Items from a dataset.

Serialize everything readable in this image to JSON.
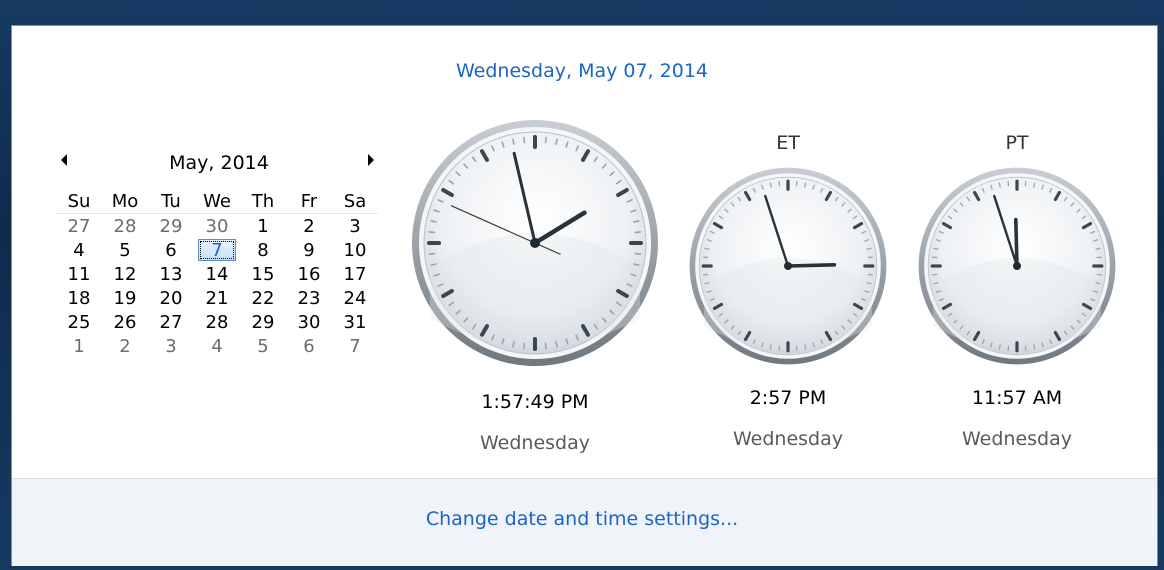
{
  "header": {
    "date": "Wednesday, May 07, 2014"
  },
  "calendar": {
    "month_label": "May, 2014",
    "weekdays": [
      "Su",
      "Mo",
      "Tu",
      "We",
      "Th",
      "Fr",
      "Sa"
    ],
    "weeks": [
      [
        {
          "d": "27",
          "other": true
        },
        {
          "d": "28",
          "other": true
        },
        {
          "d": "29",
          "other": true
        },
        {
          "d": "30",
          "other": true
        },
        {
          "d": "1"
        },
        {
          "d": "2"
        },
        {
          "d": "3"
        }
      ],
      [
        {
          "d": "4"
        },
        {
          "d": "5"
        },
        {
          "d": "6"
        },
        {
          "d": "7",
          "today": true
        },
        {
          "d": "8"
        },
        {
          "d": "9"
        },
        {
          "d": "10"
        }
      ],
      [
        {
          "d": "11"
        },
        {
          "d": "12"
        },
        {
          "d": "13"
        },
        {
          "d": "14"
        },
        {
          "d": "15"
        },
        {
          "d": "16"
        },
        {
          "d": "17"
        }
      ],
      [
        {
          "d": "18"
        },
        {
          "d": "19"
        },
        {
          "d": "20"
        },
        {
          "d": "21"
        },
        {
          "d": "22"
        },
        {
          "d": "23"
        },
        {
          "d": "24"
        }
      ],
      [
        {
          "d": "25"
        },
        {
          "d": "26"
        },
        {
          "d": "27"
        },
        {
          "d": "28"
        },
        {
          "d": "29"
        },
        {
          "d": "30"
        },
        {
          "d": "31"
        }
      ],
      [
        {
          "d": "1",
          "other": true
        },
        {
          "d": "2",
          "other": true
        },
        {
          "d": "3",
          "other": true
        },
        {
          "d": "4",
          "other": true
        },
        {
          "d": "5",
          "other": true
        },
        {
          "d": "6",
          "other": true
        },
        {
          "d": "7",
          "other": true
        }
      ]
    ]
  },
  "clocks": {
    "local": {
      "label": "",
      "time": "1:57:49 PM",
      "day": "Wednesday",
      "hour": 13,
      "minute": 57,
      "second": 49
    },
    "et": {
      "label": "ET",
      "time": "2:57 PM",
      "day": "Wednesday",
      "hour": 14,
      "minute": 57
    },
    "pt": {
      "label": "PT",
      "time": "11:57 AM",
      "day": "Wednesday",
      "hour": 11,
      "minute": 57
    }
  },
  "footer": {
    "link": "Change date and time settings..."
  },
  "colors": {
    "link": "#1a64c8",
    "today_bg": "#c7dff8"
  }
}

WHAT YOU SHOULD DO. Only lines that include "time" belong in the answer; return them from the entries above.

OUTPUT BELOW.
      "time": "1:57:49 PM",
      "time": "2:57 PM",
      "time": "11:57 AM",
    "link": "Change date and time settings..."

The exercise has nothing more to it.